The accuracy of lunar ranging has significantly improved since the first measurements in 1969. Scientists are now able to measure the distance to the moon down to the millimeter – on average 247,692 miles. More importantly, scientists could now accurately measure how that distance changes over time. We learned that the moon is pulling away from Earth at a rate of about 1.5 inches (about 38 millimeters) per year. Judging how its precise distance changes over time also tells us that the moon likely has a liquid core.
Those changes also tell us how gravity affects objects in orbit, and how gravity affects time. These observations confirmed part of Einstein’s theory of general relativity: massive objects distort space-time, which is felt as gravity.
That information is not just for theoretical astrophysics. It has practical applications to modern space exploration. GPS satellites orbiting Earth have to adjust for the slight change in time based on their distance from the center of Earth’s gravity. Without that knowledge, they would give you the wrong position, causing a position error that would increase by about 10 kilometers every day.
While other retroreflectors have since been placed on the moon, the LRR from Apollo 11 is still in use today. Every so often, Faller looks up at the moon from his home in Boulder and thinks about his experiment up there. Getting it there took more just science, he reflected.

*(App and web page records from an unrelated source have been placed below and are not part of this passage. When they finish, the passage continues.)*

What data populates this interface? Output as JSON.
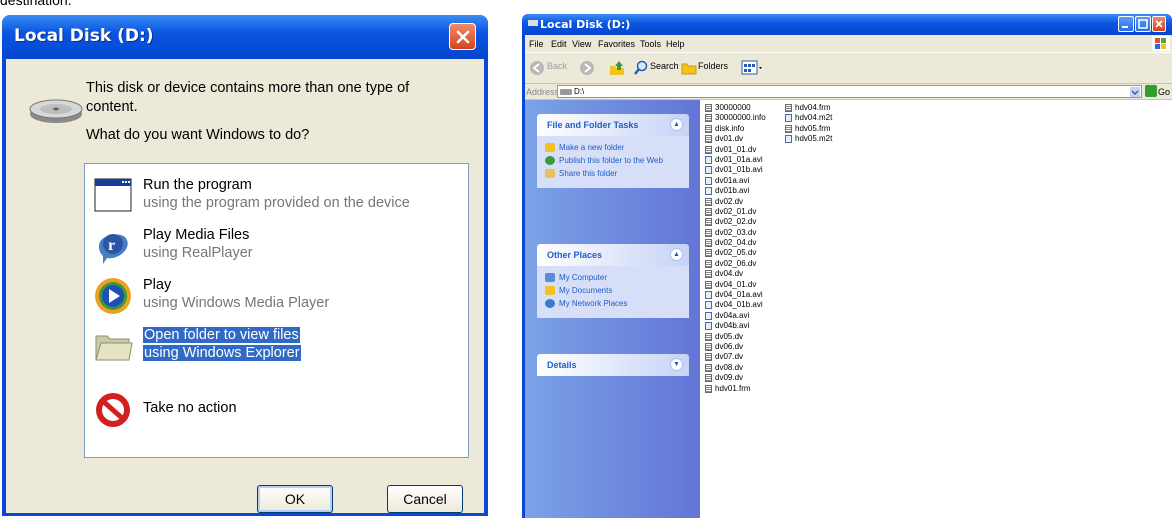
{
  "caption": "destination.",
  "dialog": {
    "title": "Local Disk (D:)",
    "message": "This disk or device contains more than one type of content.",
    "question": "What do you want Windows to do?",
    "options": [
      {
        "title": "Run the program",
        "subtitle": "using the program provided on the device",
        "icon": "program-window-icon",
        "selected": false
      },
      {
        "title": "Play Media Files",
        "subtitle": "using RealPlayer",
        "icon": "realplayer-icon",
        "selected": false
      },
      {
        "title": "Play",
        "subtitle": "using Windows Media Player",
        "icon": "windows-media-player-icon",
        "selected": false
      },
      {
        "title": "Open folder to view files",
        "subtitle": "using Windows Explorer",
        "icon": "folder-icon",
        "selected": true
      },
      {
        "title": "Take no action",
        "subtitle": "",
        "icon": "no-action-icon",
        "selected": false
      }
    ],
    "ok_label": "OK",
    "cancel_label": "Cancel"
  },
  "explorer": {
    "title": "Local Disk (D:)",
    "menu": [
      "File",
      "Edit",
      "View",
      "Favorites",
      "Tools",
      "Help"
    ],
    "toolbar": {
      "back": "Back",
      "search": "Search",
      "folders": "Folders"
    },
    "address_label": "Address",
    "address_value": "D:\\",
    "go_label": "Go",
    "panels": {
      "file_tasks": {
        "title": "File and Folder Tasks",
        "items": [
          "Make a new folder",
          "Publish this folder to the Web",
          "Share this folder"
        ]
      },
      "other_places": {
        "title": "Other Places",
        "items": [
          "My Computer",
          "My Documents",
          "My Network Places"
        ]
      },
      "details": {
        "title": "Details"
      }
    },
    "files_col1": [
      "30000000",
      "30000000.info",
      "disk.info",
      "dv01.dv",
      "dv01_01.dv",
      "dv01_01a.avi",
      "dv01_01b.avi",
      "dv01a.avi",
      "dv01b.avi",
      "dv02.dv",
      "dv02_01.dv",
      "dv02_02.dv",
      "dv02_03.dv",
      "dv02_04.dv",
      "dv02_05.dv",
      "dv02_06.dv",
      "dv04.dv",
      "dv04_01.dv",
      "dv04_01a.avi",
      "dv04_01b.avi",
      "dv04a.avi",
      "dv04b.avi",
      "dv05.dv",
      "dv06.dv",
      "dv07.dv",
      "dv08.dv",
      "dv09.dv",
      "hdv01.frm"
    ],
    "files_col2": [
      "hdv04.frm",
      "hdv04.m2t",
      "hdv05.frm",
      "hdv05.m2t"
    ]
  },
  "colors": {
    "xp_blue": "#0a47d6",
    "selection": "#316ac5",
    "task_link": "#215dc6"
  }
}
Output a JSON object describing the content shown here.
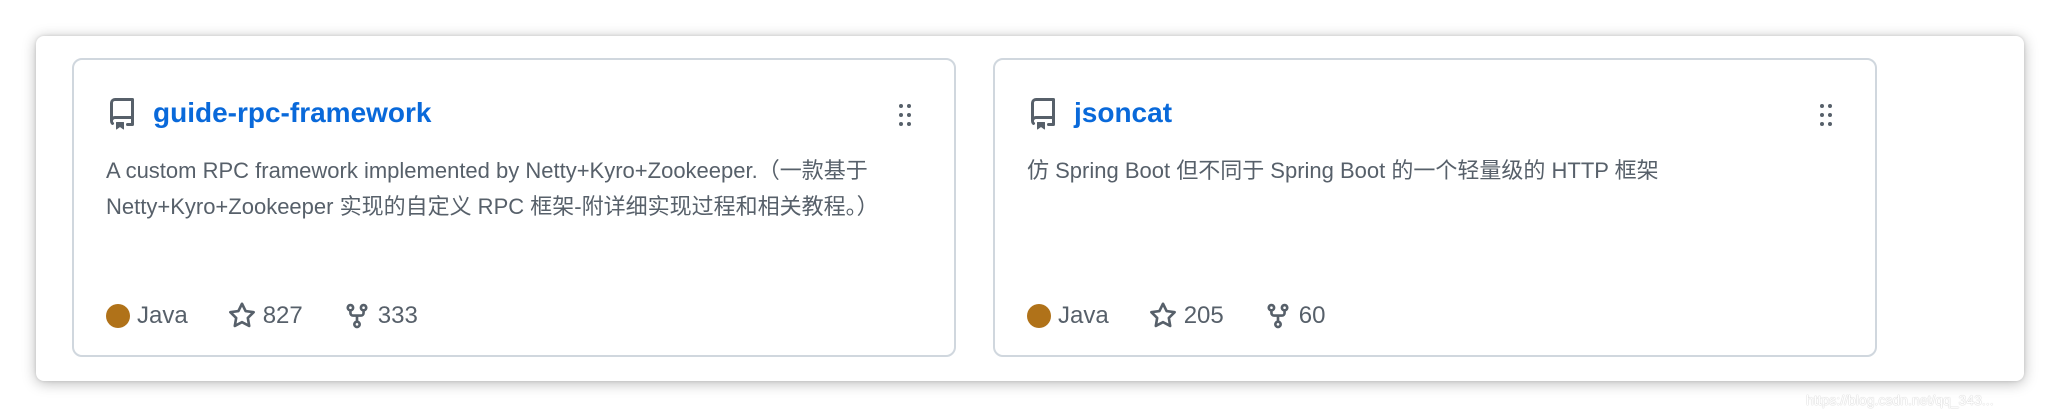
{
  "cards": [
    {
      "name": "guide-rpc-framework",
      "description": "A custom RPC framework implemented by Netty+Kyro+Zookeeper.（一款基于 Netty+Kyro+Zookeeper 实现的自定义 RPC 框架-附详细实现过程和相关教程。）",
      "language": "Java",
      "language_color": "#b07219",
      "stars": "827",
      "forks": "333"
    },
    {
      "name": "jsoncat",
      "description": "仿 Spring Boot 但不同于 Spring Boot 的一个轻量级的 HTTP 框架",
      "language": "Java",
      "language_color": "#b07219",
      "stars": "205",
      "forks": "60"
    }
  ],
  "icons": {
    "repo": "repo-icon",
    "drag": "grabber-icon",
    "star": "star-icon",
    "fork": "fork-icon"
  },
  "colors": {
    "link": "#0969da",
    "muted": "#57606a",
    "border": "#d0d7de"
  },
  "watermark": "https://blog.csdn.net/qq_343..."
}
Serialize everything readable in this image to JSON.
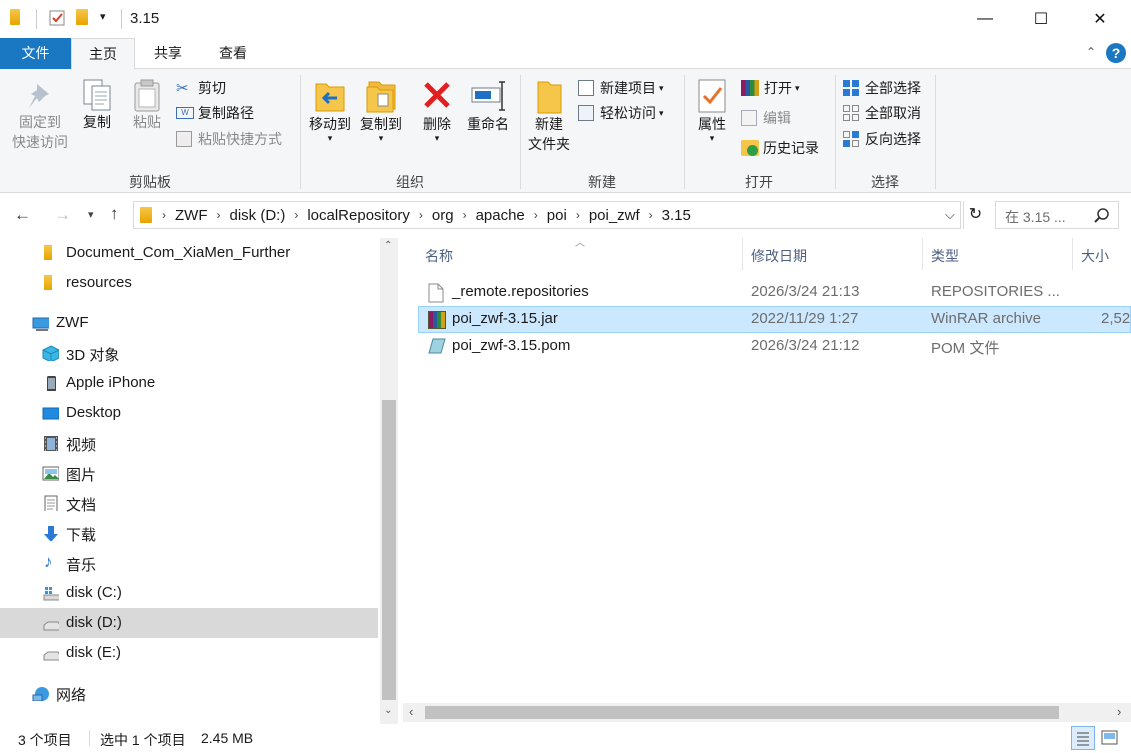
{
  "window": {
    "title": "3.15",
    "minimize": "—",
    "maximize": "☐",
    "close": "✕"
  },
  "ribbon_tabs": {
    "file": "文件",
    "home": "主页",
    "share": "共享",
    "view": "查看"
  },
  "ribbon": {
    "clipboard": {
      "pin_line1": "固定到",
      "pin_line2": "快速访问",
      "copy": "复制",
      "paste": "粘贴",
      "cut": "剪切",
      "copy_path": "复制路径",
      "paste_shortcut": "粘贴快捷方式",
      "group": "剪贴板"
    },
    "organize": {
      "move_to": "移动到",
      "copy_to": "复制到",
      "delete": "删除",
      "rename": "重命名",
      "group": "组织"
    },
    "new": {
      "new_folder_line1": "新建",
      "new_folder_line2": "文件夹",
      "new_item": "新建项目",
      "easy_access": "轻松访问",
      "group": "新建"
    },
    "open": {
      "properties": "属性",
      "open": "打开",
      "edit": "编辑",
      "history": "历史记录",
      "group": "打开"
    },
    "select": {
      "select_all": "全部选择",
      "select_none": "全部取消",
      "invert": "反向选择",
      "group": "选择"
    }
  },
  "address": {
    "crumbs": [
      "ZWF",
      "disk (D:)",
      "localRepository",
      "org",
      "apache",
      "poi",
      "poi_zwf",
      "3.15"
    ],
    "search_placeholder": "在 3.15 ..."
  },
  "nav": {
    "items": [
      "Document_Com_XiaMen_Further",
      "resources",
      "ZWF",
      "3D 对象",
      "Apple iPhone",
      "Desktop",
      "视频",
      "图片",
      "文档",
      "下载",
      "音乐",
      "disk (C:)",
      "disk (D:)",
      "disk (E:)",
      "网络"
    ]
  },
  "columns": {
    "name": "名称",
    "date": "修改日期",
    "type": "类型",
    "size": "大小"
  },
  "files": [
    {
      "name": "_remote.repositories",
      "date": "2026/3/24 21:13",
      "type": "REPOSITORIES ...",
      "size": ""
    },
    {
      "name": "poi_zwf-3.15.jar",
      "date": "2022/11/29 1:27",
      "type": "WinRAR archive",
      "size": "2,52"
    },
    {
      "name": "poi_zwf-3.15.pom",
      "date": "2026/3/24 21:12",
      "type": "POM 文件",
      "size": ""
    }
  ],
  "status": {
    "count": "3 个项目",
    "selected": "选中 1 个项目",
    "size": "2.45 MB"
  },
  "colors": {
    "accent": "#1a78c2",
    "selection": "#cce8ff",
    "nav_selected": "#d9d9d9"
  }
}
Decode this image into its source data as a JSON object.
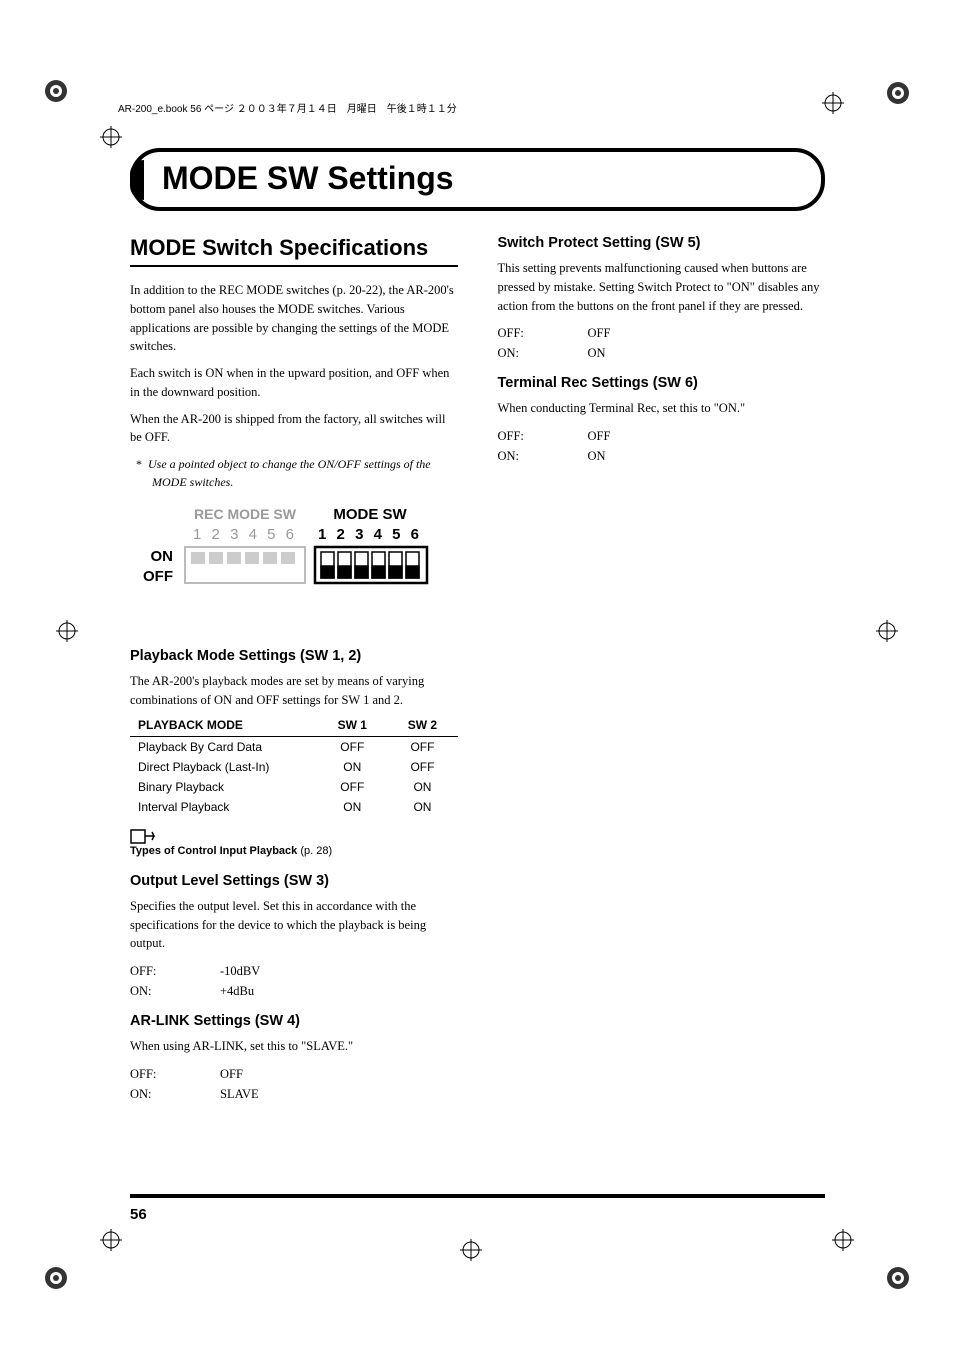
{
  "header_line": "AR-200_e.book  56 ページ  ２００３年７月１４日　月曜日　午後１時１１分",
  "main_title": "MODE SW Settings",
  "left_col": {
    "section_title": "MODE Switch Specifications",
    "para1": "In addition to the REC MODE switches (p. 20-22), the AR-200's bottom panel also houses the MODE switches. Various applications are possible by changing the settings of the MODE switches.",
    "para2": "Each switch is ON when in the upward position, and OFF when in the downward position.",
    "para3": "When the AR-200 is shipped from the factory, all switches will be OFF.",
    "note": "Use a pointed object to change the ON/OFF settings of the MODE switches.",
    "diagram": {
      "rec_mode_label": "REC MODE SW",
      "mode_label": "MODE SW",
      "numbers": "1 2 3 4 5 6",
      "on_label": "ON",
      "off_label": "OFF"
    },
    "playback": {
      "title": "Playback Mode Settings (SW 1, 2)",
      "intro": "The AR-200's playback modes are set by means of varying combinations of ON and OFF settings for SW 1 and 2.",
      "th_mode": "PLAYBACK MODE",
      "th_sw1": "SW 1",
      "th_sw2": "SW 2",
      "rows": [
        {
          "mode": "Playback By Card Data",
          "sw1": "OFF",
          "sw2": "OFF"
        },
        {
          "mode": "Direct Playback (Last-In)",
          "sw1": "ON",
          "sw2": "OFF"
        },
        {
          "mode": "Binary Playback",
          "sw1": "OFF",
          "sw2": "ON"
        },
        {
          "mode": "Interval Playback",
          "sw1": "ON",
          "sw2": "ON"
        }
      ],
      "ref_text": "Types of Control Input Playback",
      "ref_page": "(p. 28)"
    },
    "output_level": {
      "title": "Output Level Settings (SW 3)",
      "intro": "Specifies the output level. Set this in accordance with the specifications for the device to which the playback is being output.",
      "rows": [
        {
          "k": "OFF:",
          "v": "-10dBV"
        },
        {
          "k": "ON:",
          "v": "+4dBu"
        }
      ]
    },
    "arlink": {
      "title": "AR-LINK Settings (SW 4)",
      "intro": "When using AR-LINK, set this to \"SLAVE.\"",
      "rows": [
        {
          "k": "OFF:",
          "v": "OFF"
        },
        {
          "k": "ON:",
          "v": "SLAVE"
        }
      ]
    }
  },
  "right_col": {
    "switch_protect": {
      "title": "Switch Protect Setting (SW 5)",
      "intro": "This setting prevents malfunctioning caused when buttons are pressed by mistake. Setting Switch Protect to \"ON\" disables any action from the buttons on the front panel if they are pressed.",
      "rows": [
        {
          "k": "OFF:",
          "v": "OFF"
        },
        {
          "k": "ON:",
          "v": "ON"
        }
      ]
    },
    "terminal_rec": {
      "title": "Terminal Rec Settings (SW 6)",
      "intro": "When conducting Terminal Rec, set this to \"ON.\"",
      "rows": [
        {
          "k": "OFF:",
          "v": "OFF"
        },
        {
          "k": "ON:",
          "v": "ON"
        }
      ]
    }
  },
  "page_number": "56"
}
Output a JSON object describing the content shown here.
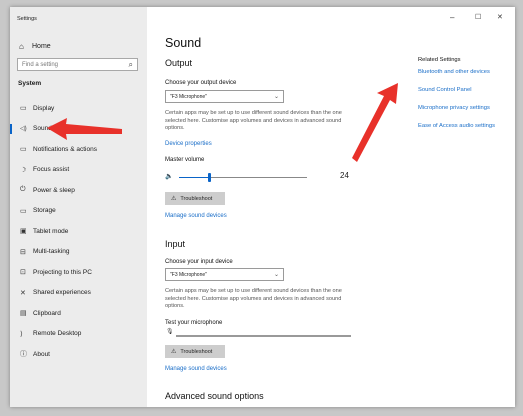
{
  "window": {
    "title": "Settings"
  },
  "window_controls": {
    "minimize": "–",
    "maximize": "☐",
    "close": "✕"
  },
  "sidebar": {
    "home": {
      "icon": "⌂",
      "label": "Home"
    },
    "search": {
      "placeholder": "Find a setting",
      "icon": "⌕"
    },
    "section": "System",
    "items": [
      {
        "icon": "▭",
        "label": "Display"
      },
      {
        "icon": "◁)",
        "label": "Sound",
        "selected": true
      },
      {
        "icon": "▭",
        "label": "Notifications & actions"
      },
      {
        "icon": "☽",
        "label": "Focus assist"
      },
      {
        "icon": "⏻",
        "label": "Power & sleep"
      },
      {
        "icon": "▭",
        "label": "Storage"
      },
      {
        "icon": "▣",
        "label": "Tablet mode"
      },
      {
        "icon": "⊟",
        "label": "Multi-tasking"
      },
      {
        "icon": "⊡",
        "label": "Projecting to this PC"
      },
      {
        "icon": "✕",
        "label": "Shared experiences"
      },
      {
        "icon": "▤",
        "label": "Clipboard"
      },
      {
        "icon": "⟩",
        "label": "Remote Desktop"
      },
      {
        "icon": "ⓘ",
        "label": "About"
      }
    ]
  },
  "main": {
    "title": "Sound",
    "output": {
      "heading": "Output",
      "device_label": "Choose your output device",
      "device_value": "\"F3 Microphone\"",
      "description": "Certain apps may be set up to use different sound devices than the one selected here. Customise app volumes and devices in advanced sound options.",
      "properties_link": "Device properties",
      "volume_label": "Master volume",
      "volume_icon": "🔈",
      "volume_value": "24",
      "volume_fraction": 0.24,
      "troubleshoot_icon": "⚠",
      "troubleshoot_label": "Troubleshoot",
      "manage_link": "Manage sound devices"
    },
    "input": {
      "heading": "Input",
      "device_label": "Choose your input device",
      "device_value": "\"F3 Microphone\"",
      "description": "Certain apps may be set up to use different sound devices than the one selected here. Customise app volumes and devices in advanced sound options.",
      "test_label": "Test your microphone",
      "mic_icon": "🎙",
      "troubleshoot_icon": "⚠",
      "troubleshoot_label": "Troubleshoot",
      "manage_link": "Manage sound devices"
    },
    "advanced_heading": "Advanced sound options"
  },
  "related": {
    "title": "Related Settings",
    "links": [
      "Bluetooth and other devices",
      "Sound Control Panel",
      "Microphone privacy settings",
      "Ease of Access audio settings"
    ]
  },
  "colors": {
    "accent": "#0a64c8",
    "annotation_arrow": "#e8312a"
  }
}
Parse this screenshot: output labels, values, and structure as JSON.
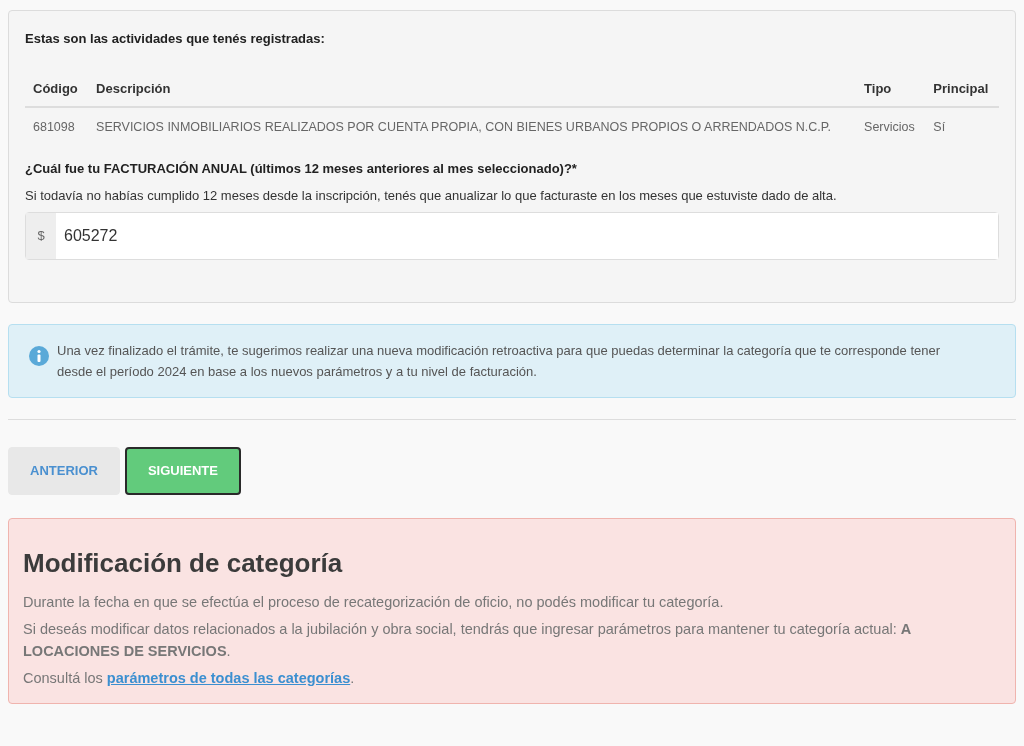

“Bob Dicke used to say that he felt he gave us some luck. Science also contains the need for luck, Faller said. “The Apollo program at the point needed some luck. And both our work and the Apollo program were lucky.”